It seemed appropriate on the eve of the 5 year anniversary of our daughter’s Home-going that I should answer this particular question.
Two readers submitted questions that, while not entirely similar, were of the same topic…life after the loss of a child.
One reader had lost a child at 7 months (the same age our Emmy was) and wanted to know what we had done to heal from her loss. The other reader lost a son due to complications of childbirth and was pregnant again and wondering how to deal with the fear she was feeling.
For me, the fear was one of the most ongoing things I needed to heal from. In fact, it continues to be something I must give to the Lord over and over again. Just this past week, I sat up late into the night praying through my fears as I held my newborn son.

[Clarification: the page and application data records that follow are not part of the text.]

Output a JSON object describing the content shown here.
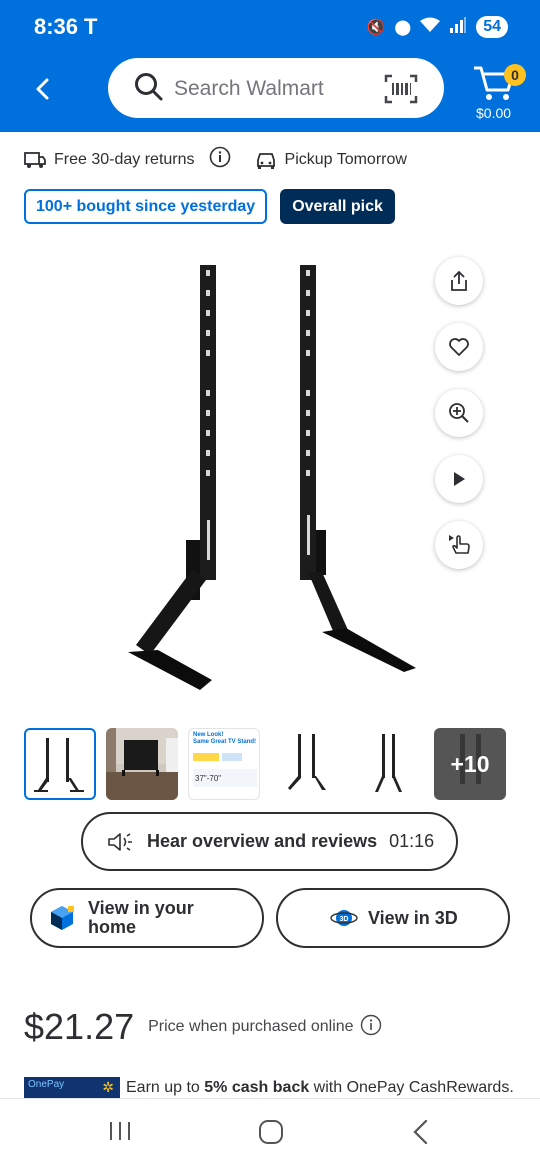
{
  "status": {
    "time": "8:36",
    "battery": "54"
  },
  "header": {
    "search_placeholder": "Search Walmart",
    "cart_count": "0",
    "cart_total": "$0.00"
  },
  "benefits": {
    "returns": "Free 30-day returns",
    "pickup": "Pickup Tomorrow"
  },
  "badges": {
    "bought": "100+ bought since yesterday",
    "pick": "Overall pick"
  },
  "thumbnails": {
    "promo_line1": "New Look!",
    "promo_line2": "Same Great TV Stand!",
    "promo_range": "37\"-70\"",
    "more": "+10"
  },
  "audio": {
    "label": "Hear overview and reviews",
    "duration": "01:16"
  },
  "buttons": {
    "view_home_line1": "View in your",
    "view_home_line2": "home",
    "view_3d": "View in 3D"
  },
  "price": {
    "amount": "$21.27",
    "note": "Price when purchased online"
  },
  "onepay": {
    "card_label": "OnePay",
    "text_pre": "Earn up to ",
    "text_bold": "5% cash back",
    "text_post": " with OnePay CashRewards."
  },
  "colors": {
    "brand_blue": "#0071dc",
    "dark_navy": "#002d58",
    "spark_yellow": "#ffc220"
  }
}
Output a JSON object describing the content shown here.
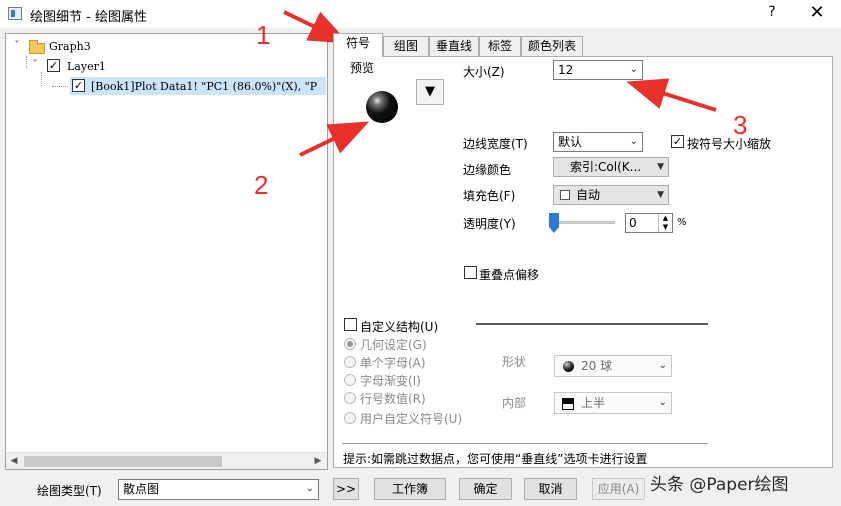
{
  "window": {
    "title": "绘图细节 - 绘图属性",
    "help": "?",
    "close": "✕"
  },
  "tree": {
    "graph": "Graph3",
    "layer": "Layer1",
    "plot": "[Book1]Plot Data1! \"PC1 (86.0%)\"(X), \"P"
  },
  "tabs": [
    {
      "label": "符号",
      "active": true
    },
    {
      "label": "组图",
      "active": false
    },
    {
      "label": "垂直线",
      "active": false
    },
    {
      "label": "标签",
      "active": false
    },
    {
      "label": "颜色列表",
      "active": false
    }
  ],
  "preview": {
    "label": "预览"
  },
  "symbol": {
    "size_label": "大小(Z)",
    "size_value": "12",
    "edge_width_label": "边线宽度(T)",
    "edge_width_value": "默认",
    "scale_label": "按符号大小缩放",
    "scale_checked": true,
    "edge_color_label": "边缘颜色",
    "edge_color_value": "索引:Col(K...",
    "fill_color_label": "填充色(F)",
    "fill_color_value": "自动",
    "transparency_label": "透明度(Y)",
    "transparency_value": "0",
    "transparency_unit": "%",
    "overlap_label": "重叠点偏移",
    "overlap_checked": false
  },
  "custom": {
    "construct_label": "自定义结构(U)",
    "options": [
      {
        "label": "几何设定(G)",
        "selected": true
      },
      {
        "label": "单个字母(A)",
        "selected": false
      },
      {
        "label": "字母渐变(I)",
        "selected": false
      },
      {
        "label": "行号数值(R)",
        "selected": false
      },
      {
        "label": "用户自定义符号(U)",
        "selected": false
      }
    ],
    "shape_label": "形状",
    "shape_value": "20 球",
    "interior_label": "内部",
    "interior_value": "上半"
  },
  "hint": "提示:如需跳过数据点，您可使用“垂直线”选项卡进行设置",
  "footer": {
    "plot_type_label": "绘图类型(T)",
    "plot_type_value": "散点图",
    "expand": ">>",
    "workbook": "工作簿",
    "ok": "确定",
    "cancel": "取消",
    "apply": "应用(A)"
  },
  "annotations": [
    "1",
    "2",
    "3"
  ],
  "watermark": "头条 @Paper绘图",
  "colors": {
    "annotation_red": "#e8312a",
    "selection_blue": "#cce4f7",
    "slider_blue": "#2d7ad6"
  }
}
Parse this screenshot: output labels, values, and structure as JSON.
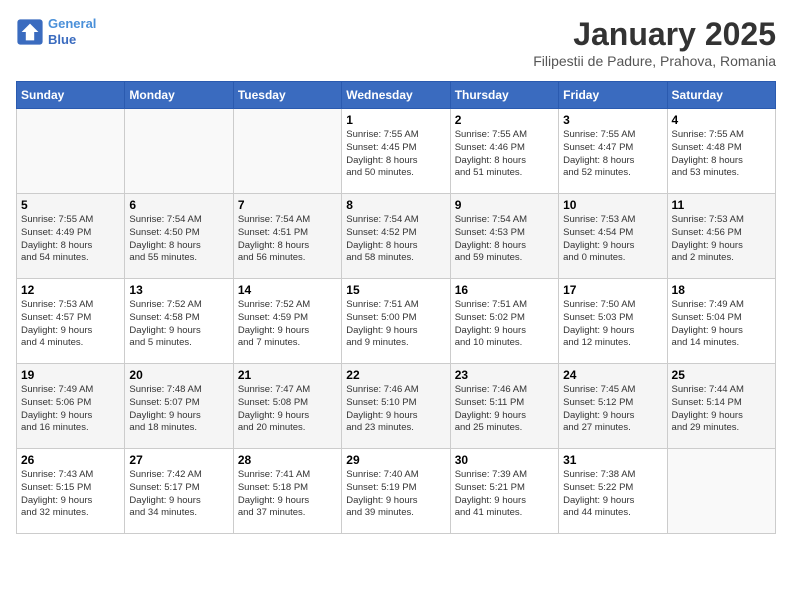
{
  "logo": {
    "line1": "General",
    "line2": "Blue"
  },
  "title": "January 2025",
  "subtitle": "Filipestii de Padure, Prahova, Romania",
  "headers": [
    "Sunday",
    "Monday",
    "Tuesday",
    "Wednesday",
    "Thursday",
    "Friday",
    "Saturday"
  ],
  "weeks": [
    [
      {
        "day": "",
        "info": ""
      },
      {
        "day": "",
        "info": ""
      },
      {
        "day": "",
        "info": ""
      },
      {
        "day": "1",
        "info": "Sunrise: 7:55 AM\nSunset: 4:45 PM\nDaylight: 8 hours\nand 50 minutes."
      },
      {
        "day": "2",
        "info": "Sunrise: 7:55 AM\nSunset: 4:46 PM\nDaylight: 8 hours\nand 51 minutes."
      },
      {
        "day": "3",
        "info": "Sunrise: 7:55 AM\nSunset: 4:47 PM\nDaylight: 8 hours\nand 52 minutes."
      },
      {
        "day": "4",
        "info": "Sunrise: 7:55 AM\nSunset: 4:48 PM\nDaylight: 8 hours\nand 53 minutes."
      }
    ],
    [
      {
        "day": "5",
        "info": "Sunrise: 7:55 AM\nSunset: 4:49 PM\nDaylight: 8 hours\nand 54 minutes."
      },
      {
        "day": "6",
        "info": "Sunrise: 7:54 AM\nSunset: 4:50 PM\nDaylight: 8 hours\nand 55 minutes."
      },
      {
        "day": "7",
        "info": "Sunrise: 7:54 AM\nSunset: 4:51 PM\nDaylight: 8 hours\nand 56 minutes."
      },
      {
        "day": "8",
        "info": "Sunrise: 7:54 AM\nSunset: 4:52 PM\nDaylight: 8 hours\nand 58 minutes."
      },
      {
        "day": "9",
        "info": "Sunrise: 7:54 AM\nSunset: 4:53 PM\nDaylight: 8 hours\nand 59 minutes."
      },
      {
        "day": "10",
        "info": "Sunrise: 7:53 AM\nSunset: 4:54 PM\nDaylight: 9 hours\nand 0 minutes."
      },
      {
        "day": "11",
        "info": "Sunrise: 7:53 AM\nSunset: 4:56 PM\nDaylight: 9 hours\nand 2 minutes."
      }
    ],
    [
      {
        "day": "12",
        "info": "Sunrise: 7:53 AM\nSunset: 4:57 PM\nDaylight: 9 hours\nand 4 minutes."
      },
      {
        "day": "13",
        "info": "Sunrise: 7:52 AM\nSunset: 4:58 PM\nDaylight: 9 hours\nand 5 minutes."
      },
      {
        "day": "14",
        "info": "Sunrise: 7:52 AM\nSunset: 4:59 PM\nDaylight: 9 hours\nand 7 minutes."
      },
      {
        "day": "15",
        "info": "Sunrise: 7:51 AM\nSunset: 5:00 PM\nDaylight: 9 hours\nand 9 minutes."
      },
      {
        "day": "16",
        "info": "Sunrise: 7:51 AM\nSunset: 5:02 PM\nDaylight: 9 hours\nand 10 minutes."
      },
      {
        "day": "17",
        "info": "Sunrise: 7:50 AM\nSunset: 5:03 PM\nDaylight: 9 hours\nand 12 minutes."
      },
      {
        "day": "18",
        "info": "Sunrise: 7:49 AM\nSunset: 5:04 PM\nDaylight: 9 hours\nand 14 minutes."
      }
    ],
    [
      {
        "day": "19",
        "info": "Sunrise: 7:49 AM\nSunset: 5:06 PM\nDaylight: 9 hours\nand 16 minutes."
      },
      {
        "day": "20",
        "info": "Sunrise: 7:48 AM\nSunset: 5:07 PM\nDaylight: 9 hours\nand 18 minutes."
      },
      {
        "day": "21",
        "info": "Sunrise: 7:47 AM\nSunset: 5:08 PM\nDaylight: 9 hours\nand 20 minutes."
      },
      {
        "day": "22",
        "info": "Sunrise: 7:46 AM\nSunset: 5:10 PM\nDaylight: 9 hours\nand 23 minutes."
      },
      {
        "day": "23",
        "info": "Sunrise: 7:46 AM\nSunset: 5:11 PM\nDaylight: 9 hours\nand 25 minutes."
      },
      {
        "day": "24",
        "info": "Sunrise: 7:45 AM\nSunset: 5:12 PM\nDaylight: 9 hours\nand 27 minutes."
      },
      {
        "day": "25",
        "info": "Sunrise: 7:44 AM\nSunset: 5:14 PM\nDaylight: 9 hours\nand 29 minutes."
      }
    ],
    [
      {
        "day": "26",
        "info": "Sunrise: 7:43 AM\nSunset: 5:15 PM\nDaylight: 9 hours\nand 32 minutes."
      },
      {
        "day": "27",
        "info": "Sunrise: 7:42 AM\nSunset: 5:17 PM\nDaylight: 9 hours\nand 34 minutes."
      },
      {
        "day": "28",
        "info": "Sunrise: 7:41 AM\nSunset: 5:18 PM\nDaylight: 9 hours\nand 37 minutes."
      },
      {
        "day": "29",
        "info": "Sunrise: 7:40 AM\nSunset: 5:19 PM\nDaylight: 9 hours\nand 39 minutes."
      },
      {
        "day": "30",
        "info": "Sunrise: 7:39 AM\nSunset: 5:21 PM\nDaylight: 9 hours\nand 41 minutes."
      },
      {
        "day": "31",
        "info": "Sunrise: 7:38 AM\nSunset: 5:22 PM\nDaylight: 9 hours\nand 44 minutes."
      },
      {
        "day": "",
        "info": ""
      }
    ]
  ]
}
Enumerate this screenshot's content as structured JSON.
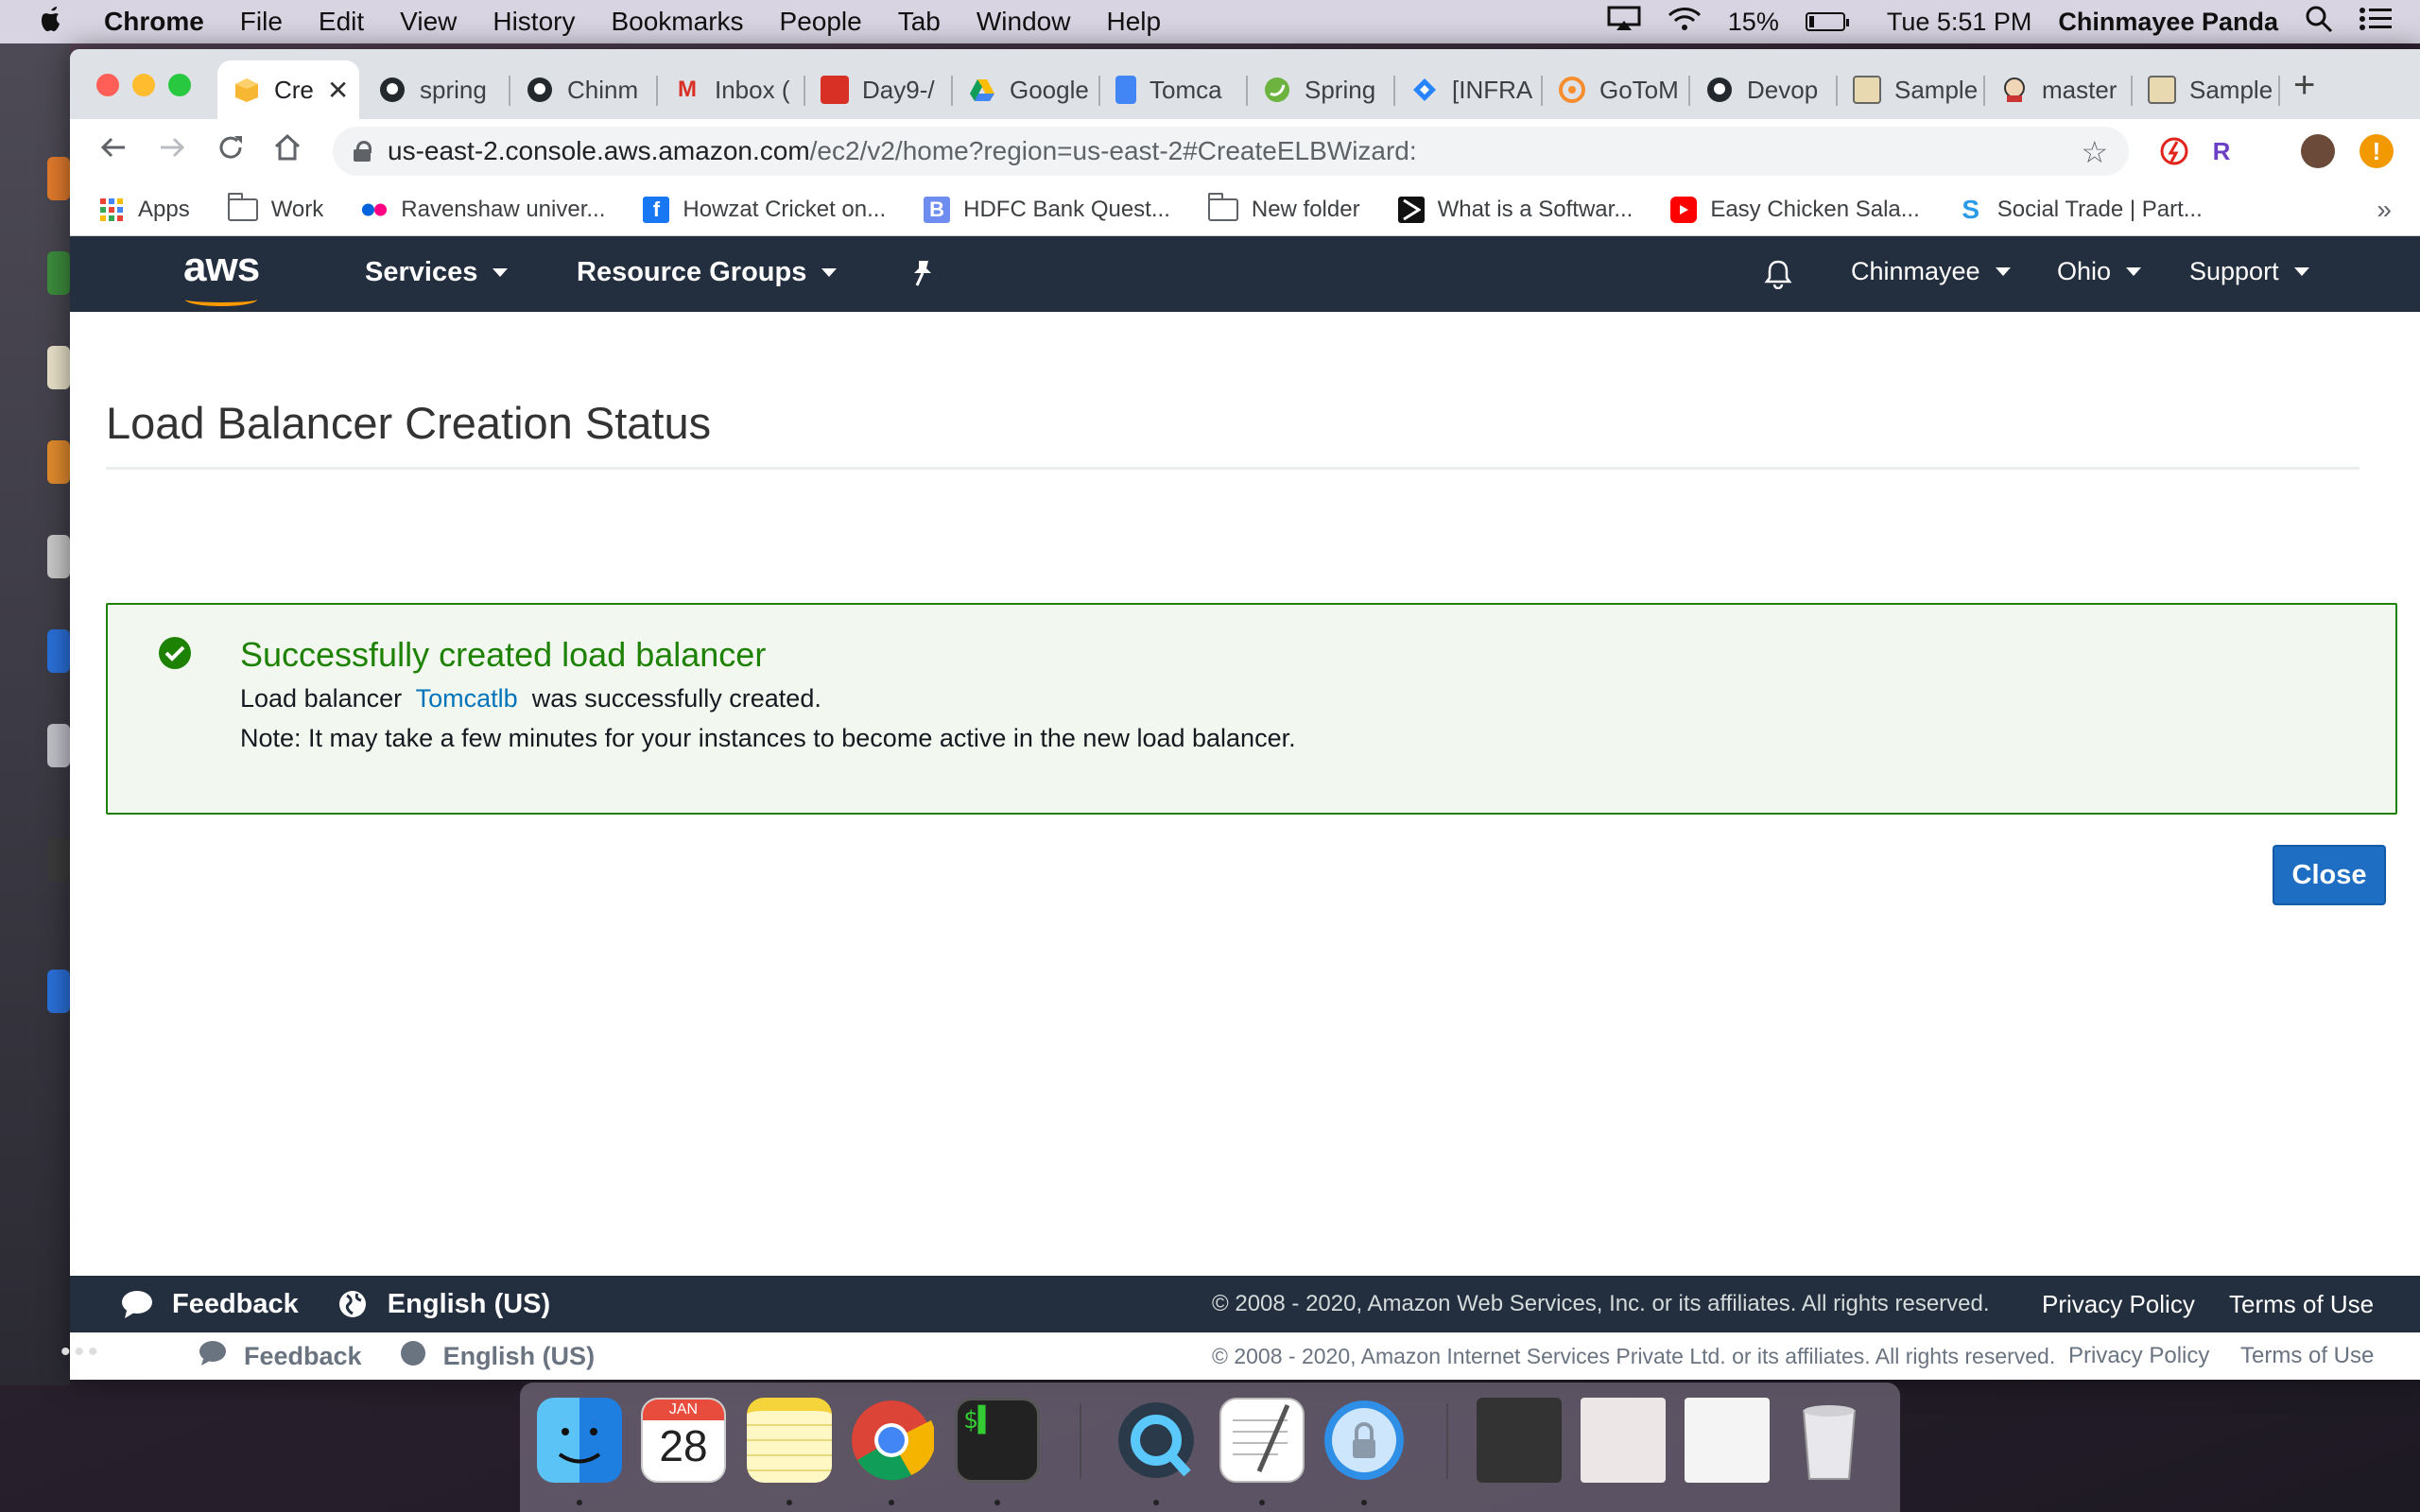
{
  "menubar": {
    "apple": "",
    "app": "Chrome",
    "items": [
      "File",
      "Edit",
      "View",
      "History",
      "Bookmarks",
      "People",
      "Tab",
      "Window",
      "Help"
    ],
    "battery": "15%",
    "battery_level": 0.15,
    "clock": "Tue 5:51 PM",
    "user": "Chinmayee Panda"
  },
  "tabs": [
    {
      "label": "Cre",
      "icon": "aws-box-icon"
    },
    {
      "label": "spring",
      "icon": "github-icon"
    },
    {
      "label": "Chinm",
      "icon": "github-icon"
    },
    {
      "label": "Inbox (",
      "icon": "gmail-icon"
    },
    {
      "label": "Day9-/",
      "icon": "video-icon"
    },
    {
      "label": "Google",
      "icon": "drive-icon"
    },
    {
      "label": "Tomca",
      "icon": "docs-icon"
    },
    {
      "label": "Spring",
      "icon": "spring-icon"
    },
    {
      "label": "[INFRA",
      "icon": "jira-icon"
    },
    {
      "label": "GoToM",
      "icon": "gotomeeting-icon"
    },
    {
      "label": "Devop",
      "icon": "github-icon"
    },
    {
      "label": "Sample",
      "icon": "image-icon"
    },
    {
      "label": "master",
      "icon": "jenkins-icon"
    },
    {
      "label": "Sample",
      "icon": "image-icon"
    }
  ],
  "toolbar": {
    "url_host": "us-east-2.console.aws.amazon.com",
    "url_path": "/ec2/v2/home?region=us-east-2#CreateELBWizard:"
  },
  "bookmarks": [
    {
      "label": "Apps",
      "icon": "apps-grid-icon"
    },
    {
      "label": "Work",
      "icon": "folder-icon"
    },
    {
      "label": "Ravenshaw univer...",
      "icon": "flickr-icon"
    },
    {
      "label": "Howzat Cricket on...",
      "icon": "facebook-icon"
    },
    {
      "label": "HDFC Bank Quest...",
      "icon": "b-icon"
    },
    {
      "label": "New folder",
      "icon": "folder-icon"
    },
    {
      "label": "What is a Softwar...",
      "icon": "site-icon"
    },
    {
      "label": "Easy Chicken Sala...",
      "icon": "youtube-icon"
    },
    {
      "label": "Social Trade | Part...",
      "icon": "s-icon"
    }
  ],
  "aws_nav": {
    "logo": "aws",
    "services": "Services",
    "resource_groups": "Resource Groups",
    "account": "Chinmayee",
    "region": "Ohio",
    "support": "Support"
  },
  "page": {
    "title": "Load Balancer Creation Status",
    "alert": {
      "heading": "Successfully created load balancer",
      "line1_prefix": "Load balancer",
      "lb_name": "Tomcatlb",
      "line1_suffix": "was successfully created.",
      "line2": "Note: It may take a few minutes for your instances to become active in the new load balancer."
    },
    "close_button": "Close"
  },
  "footer": {
    "feedback": "Feedback",
    "language": "English (US)",
    "copyright": "© 2008 - 2020, Amazon Web Services, Inc. or its affiliates. All rights reserved.",
    "privacy": "Privacy Policy",
    "terms": "Terms of Use"
  },
  "ghost_footer": {
    "feedback": "Feedback",
    "language": "English (US)",
    "copyright": "© 2008 - 2020, Amazon Internet Services Private Ltd. or its affiliates. All rights reserved.",
    "privacy": "Privacy Policy",
    "terms": "Terms of Use"
  },
  "dock": {
    "calendar_month": "JAN",
    "calendar_day": "28",
    "apps": [
      "finder",
      "calendar",
      "notes",
      "chrome",
      "terminal",
      "quicktime",
      "textedit",
      "keychain",
      "folder",
      "document-1",
      "document-2",
      "trash"
    ]
  },
  "colors": {
    "aws_nav": "#232f3e",
    "aws_orange": "#ff9900",
    "success_green": "#1d8102",
    "link_blue": "#0073bb",
    "button_blue": "#1e6fc4"
  }
}
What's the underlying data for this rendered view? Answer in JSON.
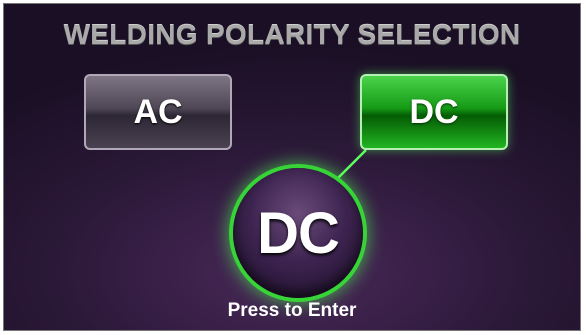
{
  "screen": {
    "title": "WELDING POLARITY SELECTION",
    "options": {
      "ac_label": "AC",
      "dc_label": "DC"
    },
    "selected": "DC",
    "knob": {
      "label": "DC"
    },
    "hint": "Press to Enter"
  },
  "colors": {
    "selected_accent": "#28c828",
    "background": "#2b1838",
    "title_text": "#a9a9a9"
  }
}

I know I will never fully conquer this fear this side of Heaven, but I do know God is big enough to handle those fears and walk me through them.
The past 5 years have been wrought with ups and downs in the grieving process. Here are a few of the things we have done to help us heal and gain victory over our fears.
*Write, write, write. On my Grieving Mother page, I have a lot of links to articles I have written, many of them typed out through tears. I grieved through my writing and I encourage every grieving mother to do the same. It doesn’t have to be a public blog. It can be a quiet journal tucked away by your bedside. Mothers need a place to write their deepest thoughts and feelings without judgement.
*Cling to the Lord and each other. I wrote Psalms for the Grieving Heart because I knew grieving families needed to cling to the Lord during their grief, but they more than likely couldn’t handle lengthy Bible studies and/or devotionals. Music was very important in our healing as well. Songs like Blessed Be Your Name and Be Unto Your Name brought us to tears, but helped us praise the Lord in the middle of it all.
We also grew as a family. We never hesitated to speak of Emily. Even our children who were not born when she passed away know of her and speak as if they remember her. And Ty and I clung to each other. We often found that when one of us was weak, the other was strong.
*Grieve how you need to grieve and say what you need to say, but do it in a safe place. My husband and a select group of friends are my safe place. I know I can say anything to them. I know I can grieve and they will listen and hug me and pray for me. Unfortunately, those who grieve often hear rather thoughtless words spoken to them that can cut like a knife. Don’t open up to those kind of people. Even if they do not mean to hurt you, it is best to only grieve openly with those who understand.
*Don’t do anything hastily, but do keep working through those difficult things. It took me several weeks to take Emily’s clothes out of the closet and put them in a box. It took me 2 years to finally go through them all and tidy them up. There are still places we do not go and things we do not do. We’re just not ready.
There came a time when we felt ready to go back to the city where Emily died. It was hard. We cried. A lot. But, we did it. And sometimes I have been ready to take a step forward before my husband, but I have chosen to wait until he is ready. We do this together even though we heal differently. I have to respect his difficult things just as he has to respect the things that are more difficult for me.
*Focus on serving others. Once the brunt of the storm is passed, it is so very important we begin to serve others with the same comfort and love we were shown. I have sadly watched women cling to their grief as a security blanket, never letting go and reaching out to others. It is okay to find joy. It is okay to live again. It is okay to heal.
I’m not going to lie to you and say that I never cry and I never miss Emily and I never feel like my heart is going to break in two. When you’ve lost a child, there’s never an end to your grief. But, I can attest to the fact that with the Lord’s infinite mercy, you can heal. Ask Him to fight the fears for you. Ask Him to steady your feet on this path. Ask Him to show you what He wants for you.
And thank you, my dear readers. for allowing me to share my precious daughter with you. It is my hope and prayer that her life and her death and how her daddy and I have walked through it all has glorified the Lord and encouraged others along the way. She was such a blessing to us and we will never be the same because of her.